Task objective:
Which lines of the material hold the word "false"? Copy each one.
▼▼▼
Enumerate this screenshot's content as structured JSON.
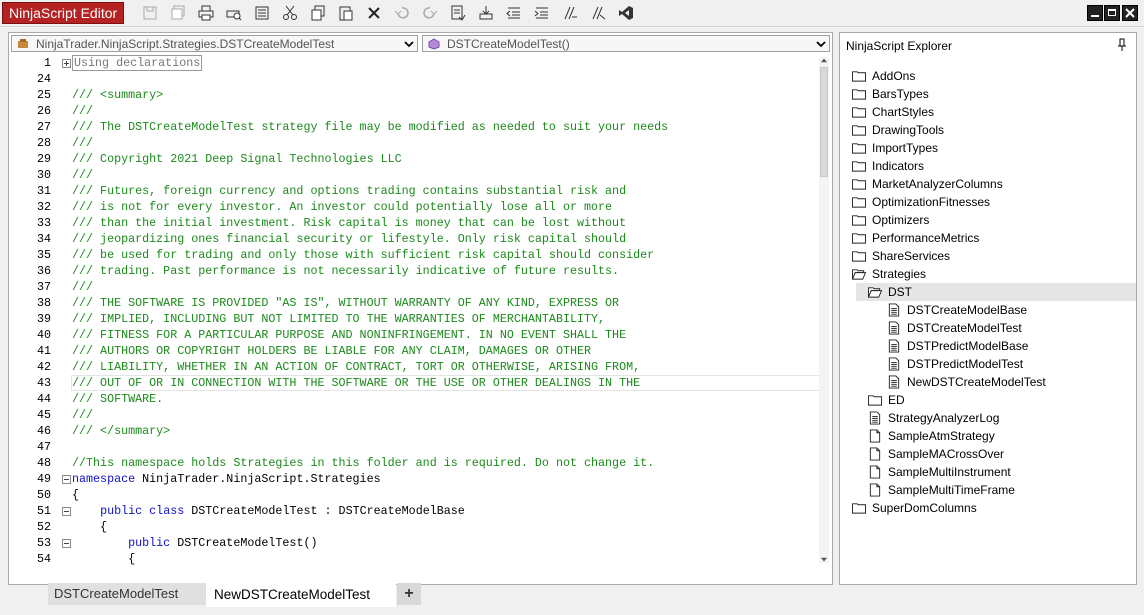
{
  "app": {
    "title": "NinjaScript Editor"
  },
  "toolbar": {
    "icons": [
      "save-icon",
      "save-all-icon",
      "print-icon",
      "print-preview-icon",
      "properties-icon",
      "cut-icon",
      "copy-icon",
      "paste-icon",
      "delete-icon",
      "undo-icon",
      "redo-icon",
      "compile-icon",
      "import-icon",
      "outdent-icon",
      "indent-icon",
      "comment-icon",
      "uncomment-icon",
      "visual-studio-icon"
    ]
  },
  "editor": {
    "class_dropdown": "NinjaTrader.NinjaScript.Strategies.DSTCreateModelTest",
    "member_dropdown": "DSTCreateModelTest()",
    "lines": [
      {
        "n": "1",
        "fold": "plus",
        "parts": [
          {
            "t": "Using declarations",
            "c": "boxed"
          }
        ]
      },
      {
        "n": "24",
        "parts": []
      },
      {
        "n": "25",
        "parts": [
          {
            "t": "/// <summary>",
            "c": "c"
          }
        ]
      },
      {
        "n": "26",
        "parts": [
          {
            "t": "///",
            "c": "c"
          }
        ]
      },
      {
        "n": "27",
        "parts": [
          {
            "t": "/// The DSTCreateModelTest strategy file may be modified as needed to suit your needs",
            "c": "c"
          }
        ]
      },
      {
        "n": "28",
        "parts": [
          {
            "t": "///",
            "c": "c"
          }
        ]
      },
      {
        "n": "29",
        "parts": [
          {
            "t": "/// Copyright 2021 Deep Signal Technologies LLC",
            "c": "c"
          }
        ]
      },
      {
        "n": "30",
        "parts": [
          {
            "t": "///",
            "c": "c"
          }
        ]
      },
      {
        "n": "31",
        "parts": [
          {
            "t": "/// Futures, foreign currency and options trading contains substantial risk and",
            "c": "c"
          }
        ]
      },
      {
        "n": "32",
        "parts": [
          {
            "t": "/// is not for every investor. An investor could potentially lose all or more",
            "c": "c"
          }
        ]
      },
      {
        "n": "33",
        "parts": [
          {
            "t": "/// than the initial investment. Risk capital is money that can be lost without",
            "c": "c"
          }
        ]
      },
      {
        "n": "34",
        "parts": [
          {
            "t": "/// jeopardizing ones financial security or lifestyle. Only risk capital should",
            "c": "c"
          }
        ]
      },
      {
        "n": "35",
        "parts": [
          {
            "t": "/// be used for trading and only those with sufficient risk capital should consider",
            "c": "c"
          }
        ]
      },
      {
        "n": "36",
        "parts": [
          {
            "t": "/// trading. Past performance is not necessarily indicative of future results.",
            "c": "c"
          }
        ]
      },
      {
        "n": "37",
        "parts": [
          {
            "t": "///",
            "c": "c"
          }
        ]
      },
      {
        "n": "38",
        "parts": [
          {
            "t": "/// THE SOFTWARE IS PROVIDED \"AS IS\", WITHOUT WARRANTY OF ANY KIND, EXPRESS OR",
            "c": "c"
          }
        ]
      },
      {
        "n": "39",
        "parts": [
          {
            "t": "/// IMPLIED, INCLUDING BUT NOT LIMITED TO THE WARRANTIES OF MERCHANTABILITY,",
            "c": "c"
          }
        ]
      },
      {
        "n": "40",
        "parts": [
          {
            "t": "/// FITNESS FOR A PARTICULAR PURPOSE AND NONINFRINGEMENT. IN NO EVENT SHALL THE",
            "c": "c"
          }
        ]
      },
      {
        "n": "41",
        "parts": [
          {
            "t": "/// AUTHORS OR COPYRIGHT HOLDERS BE LIABLE FOR ANY CLAIM, DAMAGES OR OTHER",
            "c": "c"
          }
        ]
      },
      {
        "n": "42",
        "parts": [
          {
            "t": "/// LIABILITY, WHETHER IN AN ACTION OF CONTRACT, TORT OR OTHERWISE, ARISING FROM,",
            "c": "c"
          }
        ]
      },
      {
        "n": "43",
        "hl": true,
        "parts": [
          {
            "t": "/// OUT OF OR IN CONNECTION WITH THE SOFTWARE OR THE USE OR OTHER DEALINGS IN THE",
            "c": "c"
          }
        ]
      },
      {
        "n": "44",
        "parts": [
          {
            "t": "/// SOFTWARE.",
            "c": "c"
          }
        ]
      },
      {
        "n": "45",
        "parts": [
          {
            "t": "///",
            "c": "c"
          }
        ]
      },
      {
        "n": "46",
        "parts": [
          {
            "t": "/// </summary>",
            "c": "c"
          }
        ]
      },
      {
        "n": "47",
        "parts": []
      },
      {
        "n": "48",
        "parts": [
          {
            "t": "//This namespace holds Strategies in this folder and is required. Do not change it.",
            "c": "c"
          }
        ]
      },
      {
        "n": "49",
        "fold": "minus",
        "parts": [
          {
            "t": "namespace",
            "c": "k"
          },
          {
            "t": " NinjaTrader.NinjaScript.Strategies",
            "c": ""
          }
        ]
      },
      {
        "n": "50",
        "parts": [
          {
            "t": "{",
            "c": ""
          }
        ]
      },
      {
        "n": "51",
        "fold": "minus",
        "parts": [
          {
            "t": "    ",
            "c": ""
          },
          {
            "t": "public",
            "c": "k"
          },
          {
            "t": " ",
            "c": ""
          },
          {
            "t": "class",
            "c": "k"
          },
          {
            "t": " DSTCreateModelTest : DSTCreateModelBase",
            "c": ""
          }
        ]
      },
      {
        "n": "52",
        "parts": [
          {
            "t": "    {",
            "c": ""
          }
        ]
      },
      {
        "n": "53",
        "fold": "minus",
        "parts": [
          {
            "t": "        ",
            "c": ""
          },
          {
            "t": "public",
            "c": "k"
          },
          {
            "t": " DSTCreateModelTest()",
            "c": ""
          }
        ]
      },
      {
        "n": "54",
        "parts": [
          {
            "t": "        {",
            "c": ""
          }
        ]
      }
    ]
  },
  "explorer": {
    "title": "NinjaScript Explorer",
    "items": [
      {
        "label": "AddOns",
        "type": "folder",
        "level": 0
      },
      {
        "label": "BarsTypes",
        "type": "folder",
        "level": 0
      },
      {
        "label": "ChartStyles",
        "type": "folder",
        "level": 0
      },
      {
        "label": "DrawingTools",
        "type": "folder",
        "level": 0
      },
      {
        "label": "ImportTypes",
        "type": "folder",
        "level": 0
      },
      {
        "label": "Indicators",
        "type": "folder",
        "level": 0
      },
      {
        "label": "MarketAnalyzerColumns",
        "type": "folder",
        "level": 0
      },
      {
        "label": "OptimizationFitnesses",
        "type": "folder",
        "level": 0
      },
      {
        "label": "Optimizers",
        "type": "folder",
        "level": 0
      },
      {
        "label": "PerformanceMetrics",
        "type": "folder",
        "level": 0
      },
      {
        "label": "ShareServices",
        "type": "folder",
        "level": 0
      },
      {
        "label": "Strategies",
        "type": "folder-open",
        "level": 0
      },
      {
        "label": "DST",
        "type": "folder-open",
        "level": 1,
        "selected": true
      },
      {
        "label": "DSTCreateModelBase",
        "type": "file-lines",
        "level": 2
      },
      {
        "label": "DSTCreateModelTest",
        "type": "file-lines",
        "level": 2
      },
      {
        "label": "DSTPredictModelBase",
        "type": "file-lines",
        "level": 2
      },
      {
        "label": "DSTPredictModelTest",
        "type": "file-lines",
        "level": 2
      },
      {
        "label": "NewDSTCreateModelTest",
        "type": "file-lines",
        "level": 2
      },
      {
        "label": "ED",
        "type": "folder",
        "level": 1
      },
      {
        "label": "StrategyAnalyzerLog",
        "type": "file-lines",
        "level": 1
      },
      {
        "label": "SampleAtmStrategy",
        "type": "file",
        "level": 1
      },
      {
        "label": "SampleMACrossOver",
        "type": "file",
        "level": 1
      },
      {
        "label": "SampleMultiInstrument",
        "type": "file",
        "level": 1
      },
      {
        "label": "SampleMultiTimeFrame",
        "type": "file",
        "level": 1
      },
      {
        "label": "SuperDomColumns",
        "type": "folder",
        "level": 0
      }
    ]
  },
  "tabs": {
    "inactive": "DSTCreateModelTest",
    "active": "NewDSTCreateModelTest",
    "add": "+"
  }
}
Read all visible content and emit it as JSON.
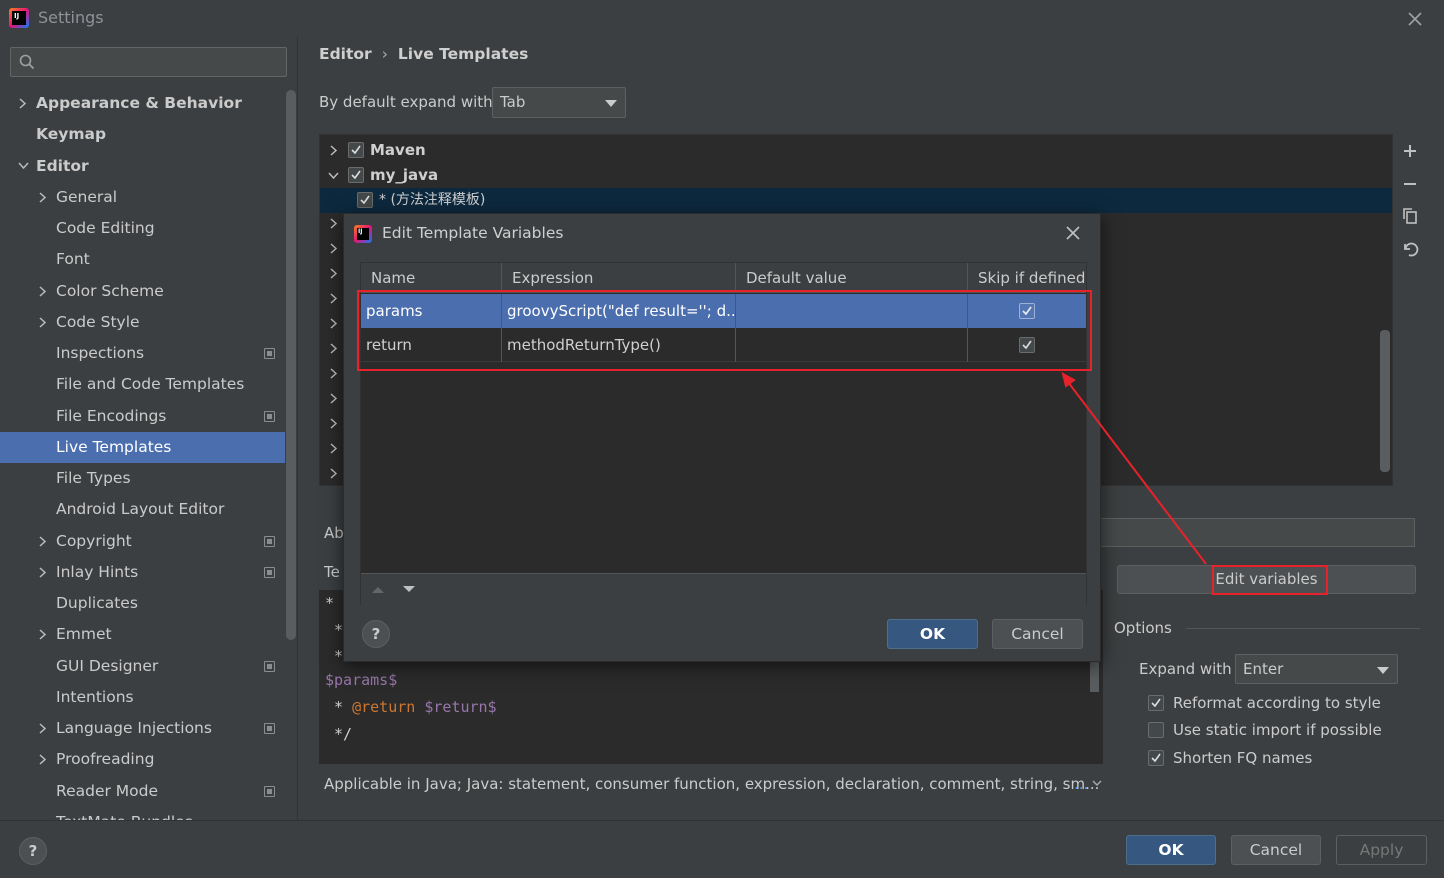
{
  "window": {
    "title": "Settings"
  },
  "sidebar": {
    "search_placeholder": "",
    "items": [
      {
        "label": "Appearance & Behavior",
        "level": 0,
        "expandable": true,
        "expanded": false,
        "bold": true
      },
      {
        "label": "Keymap",
        "level": 0,
        "expandable": false,
        "bold": true
      },
      {
        "label": "Editor",
        "level": 0,
        "expandable": true,
        "expanded": true,
        "bold": true
      },
      {
        "label": "General",
        "level": 1,
        "expandable": true
      },
      {
        "label": "Code Editing",
        "level": 1
      },
      {
        "label": "Font",
        "level": 1
      },
      {
        "label": "Color Scheme",
        "level": 1,
        "expandable": true
      },
      {
        "label": "Code Style",
        "level": 1,
        "expandable": true
      },
      {
        "label": "Inspections",
        "level": 1,
        "project_icon": true
      },
      {
        "label": "File and Code Templates",
        "level": 1
      },
      {
        "label": "File Encodings",
        "level": 1,
        "project_icon": true
      },
      {
        "label": "Live Templates",
        "level": 1,
        "selected": true
      },
      {
        "label": "File Types",
        "level": 1
      },
      {
        "label": "Android Layout Editor",
        "level": 1
      },
      {
        "label": "Copyright",
        "level": 1,
        "expandable": true,
        "project_icon": true
      },
      {
        "label": "Inlay Hints",
        "level": 1,
        "expandable": true,
        "project_icon": true
      },
      {
        "label": "Duplicates",
        "level": 1
      },
      {
        "label": "Emmet",
        "level": 1,
        "expandable": true
      },
      {
        "label": "GUI Designer",
        "level": 1,
        "project_icon": true
      },
      {
        "label": "Intentions",
        "level": 1
      },
      {
        "label": "Language Injections",
        "level": 1,
        "expandable": true,
        "project_icon": true
      },
      {
        "label": "Proofreading",
        "level": 1,
        "expandable": true
      },
      {
        "label": "Reader Mode",
        "level": 1,
        "project_icon": true
      },
      {
        "label": "TextMate Bundles",
        "level": 1
      }
    ]
  },
  "breadcrumb": {
    "parent": "Editor",
    "current": "Live Templates"
  },
  "expand": {
    "label": "By default expand with",
    "value": "Tab"
  },
  "template_tree": {
    "groups": [
      {
        "label": "Maven",
        "checked": true,
        "expanded": false
      },
      {
        "label": "my_java",
        "checked": true,
        "expanded": true
      },
      {
        "label": "* (方法注释模板)",
        "checked": true,
        "child": true,
        "selected": true
      }
    ]
  },
  "toolbar_icons": [
    "add-icon",
    "remove-icon",
    "copy-icon",
    "revert-icon"
  ],
  "abbreviation_label": "Ab",
  "template_text_label": "Te",
  "edit_variables_label": "Edit variables",
  "editor_lines": [
    {
      "text": "*",
      "indent": ""
    },
    {
      "text": "*",
      "indent": " "
    },
    {
      "text": "*",
      "indent": " "
    },
    {
      "text": "$params$",
      "indent": ""
    },
    {
      "prefix": " * ",
      "tag": "@return",
      "var": "$return$"
    },
    {
      "text": "*/",
      "indent": " "
    }
  ],
  "options": {
    "label": "Options",
    "expand_with_label": "Expand with",
    "expand_with_value": "Enter",
    "checkboxes": [
      {
        "label": "Reformat according to style",
        "checked": true
      },
      {
        "label": "Use static import if possible",
        "checked": false
      },
      {
        "label": "Shorten FQ names",
        "checked": true
      }
    ]
  },
  "applicable": {
    "text": "Applicable in Java; Java: statement, consumer function, expression, declaration, comment, string, sm...",
    "more": "..."
  },
  "buttons": {
    "ok": "OK",
    "cancel": "Cancel",
    "apply": "Apply",
    "help": "?"
  },
  "dialog": {
    "title": "Edit Template Variables",
    "columns": [
      "Name",
      "Expression",
      "Default value",
      "Skip if defined"
    ],
    "rows": [
      {
        "name": "params",
        "expression": "groovyScript(\"def result=''; d...",
        "default": "",
        "skip": true,
        "selected": true
      },
      {
        "name": "return",
        "expression": "methodReturnType()",
        "default": "",
        "skip": true,
        "selected": false
      }
    ],
    "ok": "OK",
    "cancel": "Cancel",
    "help": "?"
  },
  "colors": {
    "accent": "#4b6eaf",
    "background": "#3c3f41",
    "editor_bg": "#2b2b2b",
    "highlight": "#e8222a",
    "keyword": "#cc7832",
    "variable": "#9876aa"
  }
}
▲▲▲
Problem solution:
        "expanded": false,
        "expandable": false,
        "expanded": false
        "checked": false
        "selected": false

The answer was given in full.